Several bloggers on FTB and The Orbit brought to my attention the ableism challenge, which is a call to sympathetic bloggers to try, for one month, to stop using ableist insults. The list of insults includes “stupid”, “crazy”, and “blind”.
I’m going to say a few mixed things about this. First, I’ll say why I’m critical of calls to taboo words. Then I’ll say why I’m more sympathetic to this ableism challenge. Then I’ll explain why I personally don’t use ableist insults.
In social justice activism, I am unenthusiastic about tabooing problematic words. For one thing, taboos get abused. The arguments around “bisexual” are an example. Another example are the many words for people who aren’t asexual. Sure, words can be problematic, but people seem especially motivated to find problems when a word is used by a group they don’t like.
Second, tabooing words is clearly difficult. Few other kinds of social justice activism inspire such resistance. Social justice activists often think this means we need to push harder and harder–resistance means we’ve found a load-bearing stone in the temple of the patriarchy. But maybe that resistance should be taken at face value. Maybe tabooing words is in fact difficult, in disproportion to how important it is?
Third, I really don’t like etymological arguments, which say that a word is bad because its history is bad. I believe that the meaning of a word is found in its usage. The history of a word is only important if its usage frequently references its history. If you keep on referencing a word’s history in order to complain about how that history is terrible, I feel like you are creating the same problem that you are trying to address. Additionally, if you say that “stupid” is a bad word because of its history, you only encourage people to look for synonyms, which is missing the point.
However, I have nice things to say about Ania Cebulla’s ableism challenge. She recognizes that changing language is difficult. Challenging yourself to avoid ableist slurs for a month is in fact a practical tool to overcome that difficulty, if you are willing. Second, she does not rely on etymological arguments, instead referring to current usage.
I’m proud to say that I have already passed this challenge. Based on searches, the last example in my blogging was in February, when I referred to stupidity on the internet. Prior to that, I used “stupid” in November, and in that case I was giving voice to a hypothetical person whom I was disagreeing with. Obviously I haven’t purged “stupid” from my vocabulary completely, but apparently I use it sparingly.
The truth is that I’ve had a lifelong impulse to think of certain people as stupid, and I’ve long made an effort to reject that impulse as discriminatory. When people seem stupid, the pattern I’ve found is that really they’re just lower class, and they didn’t have as good an education.

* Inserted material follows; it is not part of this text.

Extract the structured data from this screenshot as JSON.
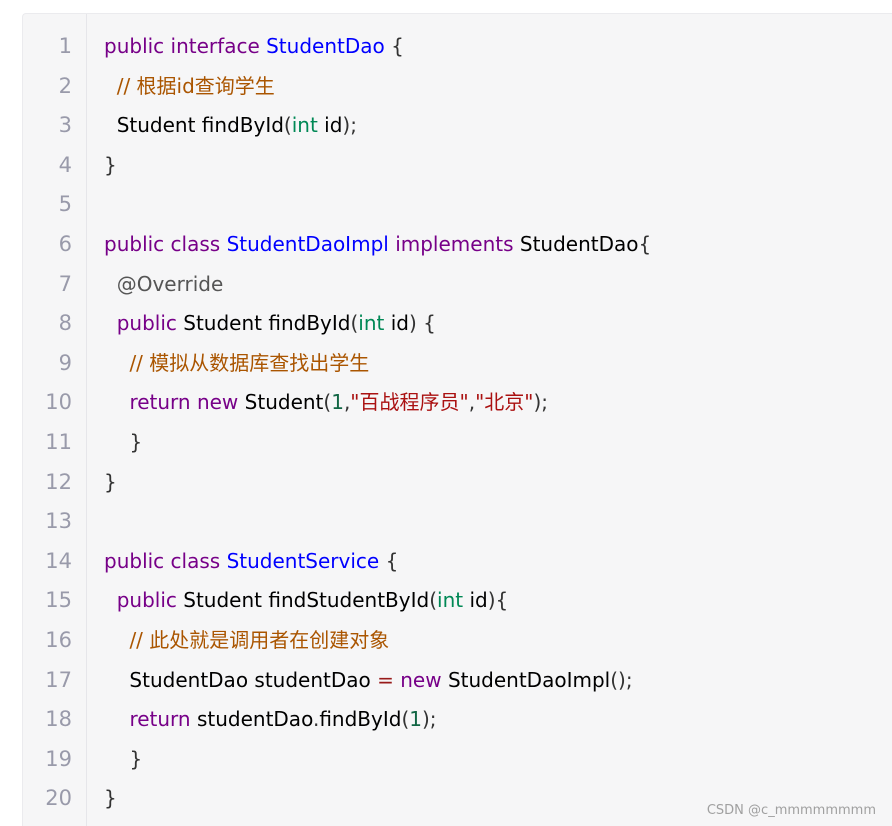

If someone lacks basic background knowledge, or they’re failing to draw the obvious inference, or they’re coming up with nonsensical ideas, I try to say that. But to call someone stupid feels to me like calling someone uneducated, or poor. So we live in a world where life is unfair, but I will not gloat over my own fortune!